Say you play out that metaphor, and seek causes for the nation’s loss of health, even as an idea. As Alex Gibney’s Park Avenue: Money, Power and the American Dream reveals, these causes don’t include accident or illness or fate, but instead, are the logical result of a system, whether you understand that system to be working perfectly or exploited. Today, the 1% control more wealth than 90% of Americans, and the vast middle class is no longer vast.
This reshaping of the US economy has taken place over time, of course, and has accelerated over the past 30 years, since corporations have devised ways to influence and even fully shape policy that favors them. As Jack Abramoff—the very same—observes here, bills before Congress are typically written by lobbyists. The former super lobbyist (and subject of Gibney’s excellent film, Casino Jack and the United States of Money) allows that he came to his insight in hard ways (“It required my demise”), but now makes it his business to expose the system he once manipulated so effectively.
Abramoff’s contribution to the new film is minimal but jarring. When he describes the relationships that develop between congressmen and corporations, Park Avenue cuts to a title card that reads, simply, “He means money.” And indeed, this is the focus for the documentary, airing this week on PBS’ Independent Lens and part of the series Why Poverty?. Its lesson on US economic inequities is fundamental and perhaps familiar. It is also emphatic and framed by a bit of poetry, in the form of the Harlem River, which divides Park Avenue as if into two hemispheres, the wealthy, entitled Upper East Side and the South Bronx. On one side, penthouses go for $90 million and on the other, the average income is less than $40 a day. The distance between wealth and poverty, the film argues, is not only an accident of birth (or, as some might argue, a matter of will or hard work or taking advantage of opportunities). The distance, the film argues forcefully, is the result of a game that’s been “rigged” by those who have wealth and consequent power, and mean to hang onto it.
Based on Michael Gross’ book 740 Park: The Story of the World’s Richest Apartment Building, the film takes particular aim at the wealthiest denizens of this address, including David Koch (who, with his brother Charles, used their organization Americans for Prosperity and super PAC Restore Our Future, sustained Mitt Romney’s recent bid for president) and Stephen Schwarzman, CEO of the private equity firm, the Blackstone Group), featuring the latter’s speeches to shareholders. In one, he asserts outright that private corporations can only watch legislation happen, an assertion the film undermines repeatedly.
The participants in said rigging belong to both major political parties: New York’s Charles Schumer comes under particular scrutiny here, as a renowned fundraiser and supporter of Wall Street, as does Wisconsin’s Paul Ryan, late of the Romney campaign.

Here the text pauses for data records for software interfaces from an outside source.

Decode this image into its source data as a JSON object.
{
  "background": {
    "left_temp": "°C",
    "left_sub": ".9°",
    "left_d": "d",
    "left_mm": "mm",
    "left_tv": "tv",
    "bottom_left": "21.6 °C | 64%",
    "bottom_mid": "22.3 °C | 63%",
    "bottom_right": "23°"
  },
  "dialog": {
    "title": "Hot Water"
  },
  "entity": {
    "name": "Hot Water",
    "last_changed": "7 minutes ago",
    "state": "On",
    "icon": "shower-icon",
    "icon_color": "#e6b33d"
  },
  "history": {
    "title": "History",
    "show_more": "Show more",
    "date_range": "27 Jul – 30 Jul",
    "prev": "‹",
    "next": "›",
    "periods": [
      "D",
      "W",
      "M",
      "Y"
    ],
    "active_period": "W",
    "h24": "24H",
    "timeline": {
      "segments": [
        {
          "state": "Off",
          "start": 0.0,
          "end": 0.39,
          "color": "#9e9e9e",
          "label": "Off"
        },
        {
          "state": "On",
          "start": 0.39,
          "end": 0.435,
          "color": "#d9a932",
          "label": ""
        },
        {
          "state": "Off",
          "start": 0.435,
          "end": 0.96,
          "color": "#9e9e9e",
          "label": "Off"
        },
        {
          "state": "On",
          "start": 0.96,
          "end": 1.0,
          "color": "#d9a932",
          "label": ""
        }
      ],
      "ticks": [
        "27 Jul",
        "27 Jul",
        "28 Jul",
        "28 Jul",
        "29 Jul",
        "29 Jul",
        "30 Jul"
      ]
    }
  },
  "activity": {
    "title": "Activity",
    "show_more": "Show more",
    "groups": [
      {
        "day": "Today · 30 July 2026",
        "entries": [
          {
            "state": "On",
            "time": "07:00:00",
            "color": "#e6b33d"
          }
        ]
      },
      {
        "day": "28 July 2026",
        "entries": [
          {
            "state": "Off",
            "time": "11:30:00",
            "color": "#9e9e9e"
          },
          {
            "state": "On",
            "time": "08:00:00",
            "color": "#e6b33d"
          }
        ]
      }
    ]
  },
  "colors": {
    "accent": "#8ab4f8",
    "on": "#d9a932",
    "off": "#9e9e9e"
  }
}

Ryan takes in more money from the Koch brothers than any other member of Congress, the film points out, and also tends to quote from the “once discredited philosopher-novelist Ayn Rand.” Park Avenue includes a 1959 Mike Wallace interview with Rand, wherein she insists, “I’m opposed to all forms of control.” Deregulation, of course, is a favorite means for banks and corporations to expand their domains and reduce access to those domains for everyone else.
While Tim Phillips of Americans for Prosperity here contends that regulations “kill jobs” and that “folks from every walk of life” benefit from deregulation, the film offers a series of speakers who might represent “everyone else,” from Sachs to Pastor Colin Dunkley of the Ministry of Divine Light Food Pantry to Tim Smeeding, President Institute for Research on Poverty. Opportunity is a key concept in this argument, specifically as underclass and under-educated communities don’t have it. Journalist Jane Mayer puts it this way: “If you’re poor enough and your schooling is bad enough, you don’t really have the opportunity to compete.”
Mayer points out as well that the Tea Party was never a populist movement or a “spontaneous combustion,” as it was promoted, but instead was funded and instigated by “libertarian billionaires” (again, like the Kochs) devising numerous pressures on Congress, to continue to rig their game. It appears that such pressures are built into the US econo-political system (only refined now, or perhaps more accurately, sledge-hammered). And this returns you to the Sachs’ childhood memory of an American self-image premised on a vast middle class. Park Avenue suggests that this is not so much nostalgic but mythic, and that the disparities now so obvious were always in the works. The system is premised on myth, such that the generous contributions by the Kochs and others to arts and other needy organizations help to promote and so entrench the system. Self-image is what matters, whether that self-image is believed by the Tea Party or Congress or America.